### Assignment
Go through the data and copy each line where the string "Procurement" appears.

### Supplied material
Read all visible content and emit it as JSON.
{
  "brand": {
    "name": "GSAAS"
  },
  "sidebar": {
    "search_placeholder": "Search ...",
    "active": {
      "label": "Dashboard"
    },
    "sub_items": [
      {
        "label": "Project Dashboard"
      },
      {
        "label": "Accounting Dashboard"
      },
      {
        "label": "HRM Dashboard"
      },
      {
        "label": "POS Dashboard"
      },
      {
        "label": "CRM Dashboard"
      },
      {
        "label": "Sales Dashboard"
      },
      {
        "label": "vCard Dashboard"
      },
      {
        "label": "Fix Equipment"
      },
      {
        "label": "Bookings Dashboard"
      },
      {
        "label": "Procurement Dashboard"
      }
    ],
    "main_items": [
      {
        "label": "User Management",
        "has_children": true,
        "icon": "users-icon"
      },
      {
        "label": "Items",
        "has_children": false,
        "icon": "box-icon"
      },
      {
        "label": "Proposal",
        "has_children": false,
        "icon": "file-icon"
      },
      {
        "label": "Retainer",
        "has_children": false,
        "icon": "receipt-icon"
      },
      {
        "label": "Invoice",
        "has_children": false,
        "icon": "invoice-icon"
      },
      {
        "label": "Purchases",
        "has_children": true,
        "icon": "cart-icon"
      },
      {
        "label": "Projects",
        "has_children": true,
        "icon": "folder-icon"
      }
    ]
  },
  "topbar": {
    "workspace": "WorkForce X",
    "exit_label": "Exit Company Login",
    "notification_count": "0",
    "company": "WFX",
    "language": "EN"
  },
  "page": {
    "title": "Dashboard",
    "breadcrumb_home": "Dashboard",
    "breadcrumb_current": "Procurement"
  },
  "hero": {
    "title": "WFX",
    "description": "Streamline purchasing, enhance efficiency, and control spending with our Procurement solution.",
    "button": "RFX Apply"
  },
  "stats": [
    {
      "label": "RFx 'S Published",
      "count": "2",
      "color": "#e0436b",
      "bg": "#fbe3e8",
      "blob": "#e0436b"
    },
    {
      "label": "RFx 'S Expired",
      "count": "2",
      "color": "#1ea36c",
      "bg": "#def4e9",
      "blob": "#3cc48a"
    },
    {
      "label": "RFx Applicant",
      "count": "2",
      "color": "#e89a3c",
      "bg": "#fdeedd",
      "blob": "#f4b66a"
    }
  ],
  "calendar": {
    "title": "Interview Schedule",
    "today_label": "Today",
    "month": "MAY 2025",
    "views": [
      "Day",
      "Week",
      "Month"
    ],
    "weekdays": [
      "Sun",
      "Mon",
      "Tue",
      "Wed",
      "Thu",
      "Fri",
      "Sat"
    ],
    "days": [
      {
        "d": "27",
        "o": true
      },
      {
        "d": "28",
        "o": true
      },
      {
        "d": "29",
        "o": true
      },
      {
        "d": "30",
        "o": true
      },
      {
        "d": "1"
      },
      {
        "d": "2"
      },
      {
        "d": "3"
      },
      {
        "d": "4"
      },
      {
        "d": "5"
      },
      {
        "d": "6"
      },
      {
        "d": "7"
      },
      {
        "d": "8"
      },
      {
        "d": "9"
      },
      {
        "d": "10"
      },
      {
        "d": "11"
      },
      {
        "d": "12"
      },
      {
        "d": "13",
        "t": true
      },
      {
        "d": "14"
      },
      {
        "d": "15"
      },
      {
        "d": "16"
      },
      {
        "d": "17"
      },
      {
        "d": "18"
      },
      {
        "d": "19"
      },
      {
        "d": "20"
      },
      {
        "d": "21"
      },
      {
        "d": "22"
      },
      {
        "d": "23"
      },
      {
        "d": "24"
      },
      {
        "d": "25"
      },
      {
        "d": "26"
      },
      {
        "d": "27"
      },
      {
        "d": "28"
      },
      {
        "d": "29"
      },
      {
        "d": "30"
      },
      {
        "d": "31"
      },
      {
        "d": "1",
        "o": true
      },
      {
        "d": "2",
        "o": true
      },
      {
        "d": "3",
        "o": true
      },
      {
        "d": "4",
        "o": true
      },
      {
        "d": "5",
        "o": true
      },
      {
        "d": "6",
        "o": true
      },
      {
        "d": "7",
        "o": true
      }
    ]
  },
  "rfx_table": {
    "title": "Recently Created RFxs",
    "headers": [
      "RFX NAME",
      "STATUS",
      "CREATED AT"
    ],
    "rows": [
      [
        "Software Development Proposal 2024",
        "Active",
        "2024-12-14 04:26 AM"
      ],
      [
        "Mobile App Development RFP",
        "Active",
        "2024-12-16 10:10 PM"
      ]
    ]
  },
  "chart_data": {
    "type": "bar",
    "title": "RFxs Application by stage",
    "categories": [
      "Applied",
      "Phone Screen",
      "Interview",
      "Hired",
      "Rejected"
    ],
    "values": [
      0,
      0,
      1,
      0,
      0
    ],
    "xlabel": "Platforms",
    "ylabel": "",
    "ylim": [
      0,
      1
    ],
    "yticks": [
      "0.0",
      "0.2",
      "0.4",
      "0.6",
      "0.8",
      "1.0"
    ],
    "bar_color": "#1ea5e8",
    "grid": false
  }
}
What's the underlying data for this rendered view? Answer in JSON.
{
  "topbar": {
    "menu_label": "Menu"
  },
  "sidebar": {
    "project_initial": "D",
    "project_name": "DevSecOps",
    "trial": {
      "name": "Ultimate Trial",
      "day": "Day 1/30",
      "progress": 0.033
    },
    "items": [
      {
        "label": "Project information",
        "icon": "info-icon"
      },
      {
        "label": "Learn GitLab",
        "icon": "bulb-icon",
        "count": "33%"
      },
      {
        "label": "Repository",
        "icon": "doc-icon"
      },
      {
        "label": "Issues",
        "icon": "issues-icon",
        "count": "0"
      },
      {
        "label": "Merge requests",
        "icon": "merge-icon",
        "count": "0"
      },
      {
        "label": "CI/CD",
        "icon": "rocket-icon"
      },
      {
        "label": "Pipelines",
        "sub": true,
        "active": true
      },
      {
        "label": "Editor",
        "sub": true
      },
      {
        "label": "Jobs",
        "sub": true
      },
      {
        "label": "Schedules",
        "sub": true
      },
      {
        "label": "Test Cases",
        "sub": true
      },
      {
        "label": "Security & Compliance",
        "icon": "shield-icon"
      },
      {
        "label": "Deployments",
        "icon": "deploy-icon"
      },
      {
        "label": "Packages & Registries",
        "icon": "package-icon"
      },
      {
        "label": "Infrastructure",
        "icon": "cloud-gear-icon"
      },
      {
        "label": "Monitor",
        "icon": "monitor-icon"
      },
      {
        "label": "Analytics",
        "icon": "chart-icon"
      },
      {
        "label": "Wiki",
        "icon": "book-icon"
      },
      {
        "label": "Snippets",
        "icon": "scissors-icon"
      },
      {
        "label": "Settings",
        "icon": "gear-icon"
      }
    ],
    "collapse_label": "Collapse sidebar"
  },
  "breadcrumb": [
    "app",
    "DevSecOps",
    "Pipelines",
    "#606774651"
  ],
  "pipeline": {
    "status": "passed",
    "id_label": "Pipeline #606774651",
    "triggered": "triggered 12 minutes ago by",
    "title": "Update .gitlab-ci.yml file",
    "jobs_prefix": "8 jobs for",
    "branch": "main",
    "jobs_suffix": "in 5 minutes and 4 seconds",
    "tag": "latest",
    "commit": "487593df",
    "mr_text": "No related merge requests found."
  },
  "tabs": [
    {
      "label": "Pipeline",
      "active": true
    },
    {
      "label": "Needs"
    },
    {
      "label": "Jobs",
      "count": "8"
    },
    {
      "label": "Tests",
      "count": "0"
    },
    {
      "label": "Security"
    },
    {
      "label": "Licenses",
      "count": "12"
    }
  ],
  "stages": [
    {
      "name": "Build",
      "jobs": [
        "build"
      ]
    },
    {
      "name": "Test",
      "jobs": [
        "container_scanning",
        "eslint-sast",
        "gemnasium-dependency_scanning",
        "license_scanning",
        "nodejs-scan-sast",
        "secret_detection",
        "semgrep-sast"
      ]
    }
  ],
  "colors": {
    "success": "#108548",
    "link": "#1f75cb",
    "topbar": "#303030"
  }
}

### Exercise result
        "label": "Procurement Dashboard"
    "breadcrumb_current": "Procurement"
    "description": "Streamline purchasing, enhance efficiency, and control spending with our Procurement solution.",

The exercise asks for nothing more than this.